What you have to do: Go through the records and show each line where the word "layer" occurs.

*** Information supplied Section Begins ***

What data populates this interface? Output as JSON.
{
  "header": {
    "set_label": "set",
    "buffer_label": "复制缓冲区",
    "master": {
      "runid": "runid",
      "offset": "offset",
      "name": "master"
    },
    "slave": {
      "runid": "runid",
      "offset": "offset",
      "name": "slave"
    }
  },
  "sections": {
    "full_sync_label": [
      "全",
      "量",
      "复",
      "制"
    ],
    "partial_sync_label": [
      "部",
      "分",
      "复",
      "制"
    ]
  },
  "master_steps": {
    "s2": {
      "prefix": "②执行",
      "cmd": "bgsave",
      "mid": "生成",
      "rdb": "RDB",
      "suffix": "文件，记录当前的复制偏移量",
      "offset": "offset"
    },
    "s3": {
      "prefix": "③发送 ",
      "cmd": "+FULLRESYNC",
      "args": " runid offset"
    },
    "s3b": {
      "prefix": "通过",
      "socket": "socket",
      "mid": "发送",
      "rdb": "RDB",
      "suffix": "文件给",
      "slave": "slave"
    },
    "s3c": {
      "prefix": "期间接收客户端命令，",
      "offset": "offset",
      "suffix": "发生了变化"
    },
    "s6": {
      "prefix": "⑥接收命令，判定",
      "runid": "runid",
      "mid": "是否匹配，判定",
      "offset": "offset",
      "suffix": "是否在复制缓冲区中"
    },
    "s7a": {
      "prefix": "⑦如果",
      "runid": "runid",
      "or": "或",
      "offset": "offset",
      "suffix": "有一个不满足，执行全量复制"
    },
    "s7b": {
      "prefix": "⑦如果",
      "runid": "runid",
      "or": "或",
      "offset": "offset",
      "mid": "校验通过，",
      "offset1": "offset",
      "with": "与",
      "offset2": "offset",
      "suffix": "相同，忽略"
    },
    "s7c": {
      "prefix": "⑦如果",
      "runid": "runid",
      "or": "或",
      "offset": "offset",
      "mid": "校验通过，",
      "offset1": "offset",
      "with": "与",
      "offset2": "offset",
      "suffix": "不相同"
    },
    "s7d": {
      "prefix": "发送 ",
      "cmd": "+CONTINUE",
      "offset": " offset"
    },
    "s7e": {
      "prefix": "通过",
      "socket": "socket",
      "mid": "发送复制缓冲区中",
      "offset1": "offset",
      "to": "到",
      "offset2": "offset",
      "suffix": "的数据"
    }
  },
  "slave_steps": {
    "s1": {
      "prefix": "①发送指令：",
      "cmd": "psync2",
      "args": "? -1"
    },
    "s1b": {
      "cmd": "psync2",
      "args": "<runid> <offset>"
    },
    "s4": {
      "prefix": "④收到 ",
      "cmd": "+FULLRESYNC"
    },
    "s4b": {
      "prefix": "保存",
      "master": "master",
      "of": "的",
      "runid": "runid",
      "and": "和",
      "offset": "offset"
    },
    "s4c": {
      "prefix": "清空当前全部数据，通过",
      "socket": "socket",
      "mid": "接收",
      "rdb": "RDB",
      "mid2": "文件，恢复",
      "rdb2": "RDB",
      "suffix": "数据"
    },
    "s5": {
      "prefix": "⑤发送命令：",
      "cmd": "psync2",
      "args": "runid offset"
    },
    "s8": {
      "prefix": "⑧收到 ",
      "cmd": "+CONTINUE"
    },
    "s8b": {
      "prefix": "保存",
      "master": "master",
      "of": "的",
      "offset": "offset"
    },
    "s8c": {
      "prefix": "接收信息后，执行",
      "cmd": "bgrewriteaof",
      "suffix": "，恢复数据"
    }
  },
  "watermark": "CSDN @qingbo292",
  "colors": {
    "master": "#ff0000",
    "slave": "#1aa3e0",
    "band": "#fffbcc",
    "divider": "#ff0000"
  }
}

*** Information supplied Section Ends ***
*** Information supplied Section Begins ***

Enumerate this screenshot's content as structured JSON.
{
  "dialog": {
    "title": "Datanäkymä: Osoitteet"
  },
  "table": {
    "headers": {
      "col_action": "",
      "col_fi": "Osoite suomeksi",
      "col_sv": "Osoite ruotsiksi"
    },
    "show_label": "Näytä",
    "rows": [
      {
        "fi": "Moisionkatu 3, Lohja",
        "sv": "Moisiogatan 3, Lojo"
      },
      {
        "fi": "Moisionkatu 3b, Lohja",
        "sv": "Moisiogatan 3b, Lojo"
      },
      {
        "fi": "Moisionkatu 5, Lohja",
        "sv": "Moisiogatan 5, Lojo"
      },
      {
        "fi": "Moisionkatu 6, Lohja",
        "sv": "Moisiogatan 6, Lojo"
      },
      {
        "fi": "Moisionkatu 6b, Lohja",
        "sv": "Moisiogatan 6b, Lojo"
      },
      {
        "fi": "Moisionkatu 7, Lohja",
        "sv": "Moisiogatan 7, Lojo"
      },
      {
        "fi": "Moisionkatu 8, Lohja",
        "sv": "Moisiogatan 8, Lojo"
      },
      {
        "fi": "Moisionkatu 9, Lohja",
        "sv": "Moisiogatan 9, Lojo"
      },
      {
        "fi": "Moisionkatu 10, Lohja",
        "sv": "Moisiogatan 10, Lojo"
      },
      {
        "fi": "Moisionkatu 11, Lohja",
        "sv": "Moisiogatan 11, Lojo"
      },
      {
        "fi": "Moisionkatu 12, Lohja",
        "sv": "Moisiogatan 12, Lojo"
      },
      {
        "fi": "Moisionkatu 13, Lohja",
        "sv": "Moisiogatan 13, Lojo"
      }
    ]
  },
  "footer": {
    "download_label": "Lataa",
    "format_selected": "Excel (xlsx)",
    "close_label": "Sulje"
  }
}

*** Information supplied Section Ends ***
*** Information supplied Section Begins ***

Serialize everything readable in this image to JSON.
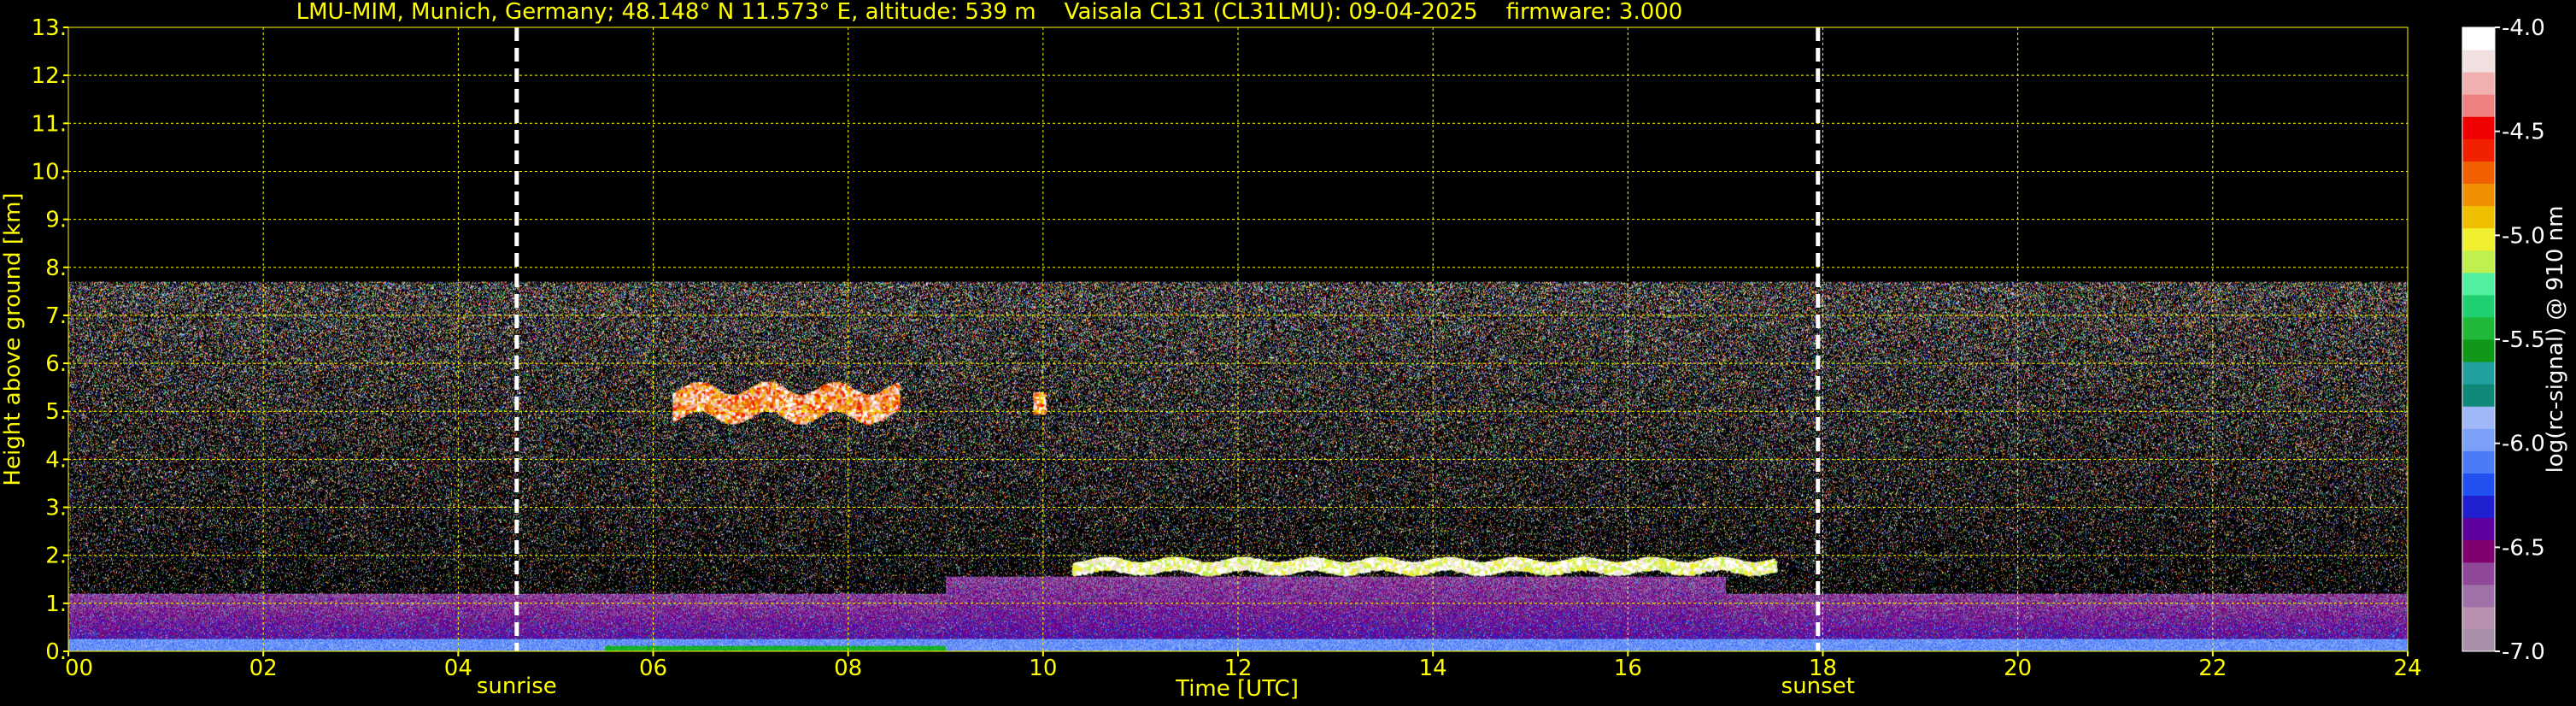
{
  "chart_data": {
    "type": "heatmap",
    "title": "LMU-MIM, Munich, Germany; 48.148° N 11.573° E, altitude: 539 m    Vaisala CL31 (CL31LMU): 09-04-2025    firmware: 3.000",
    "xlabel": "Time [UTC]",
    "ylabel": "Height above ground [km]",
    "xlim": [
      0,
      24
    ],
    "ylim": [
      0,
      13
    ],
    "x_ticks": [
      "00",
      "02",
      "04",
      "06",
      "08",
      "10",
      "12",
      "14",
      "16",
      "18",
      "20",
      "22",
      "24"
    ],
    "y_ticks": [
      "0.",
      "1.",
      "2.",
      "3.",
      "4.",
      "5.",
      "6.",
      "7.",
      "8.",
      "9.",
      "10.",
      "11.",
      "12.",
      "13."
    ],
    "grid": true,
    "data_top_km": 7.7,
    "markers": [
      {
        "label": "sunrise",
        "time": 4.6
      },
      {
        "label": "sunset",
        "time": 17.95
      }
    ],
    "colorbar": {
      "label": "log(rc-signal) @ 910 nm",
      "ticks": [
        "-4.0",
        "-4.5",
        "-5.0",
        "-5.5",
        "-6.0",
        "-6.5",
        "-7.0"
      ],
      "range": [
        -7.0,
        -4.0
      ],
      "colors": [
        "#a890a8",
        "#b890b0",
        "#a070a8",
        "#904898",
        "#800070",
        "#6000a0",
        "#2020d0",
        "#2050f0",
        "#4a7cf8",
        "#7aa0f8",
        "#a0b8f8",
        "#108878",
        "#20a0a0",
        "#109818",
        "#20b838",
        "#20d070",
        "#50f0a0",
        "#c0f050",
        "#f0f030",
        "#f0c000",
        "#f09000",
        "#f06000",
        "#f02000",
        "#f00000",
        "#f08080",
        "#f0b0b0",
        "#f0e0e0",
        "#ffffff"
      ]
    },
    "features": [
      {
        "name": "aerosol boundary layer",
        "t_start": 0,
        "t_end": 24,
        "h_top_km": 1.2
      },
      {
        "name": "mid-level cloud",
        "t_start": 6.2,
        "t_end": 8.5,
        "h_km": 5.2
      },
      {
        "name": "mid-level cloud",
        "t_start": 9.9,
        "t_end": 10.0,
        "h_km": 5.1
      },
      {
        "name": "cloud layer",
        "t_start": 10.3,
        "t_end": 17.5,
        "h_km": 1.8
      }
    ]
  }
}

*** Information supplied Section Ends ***

Response to this exercise:
        "name": "aerosol boundary layer",
        "name": "cloud layer",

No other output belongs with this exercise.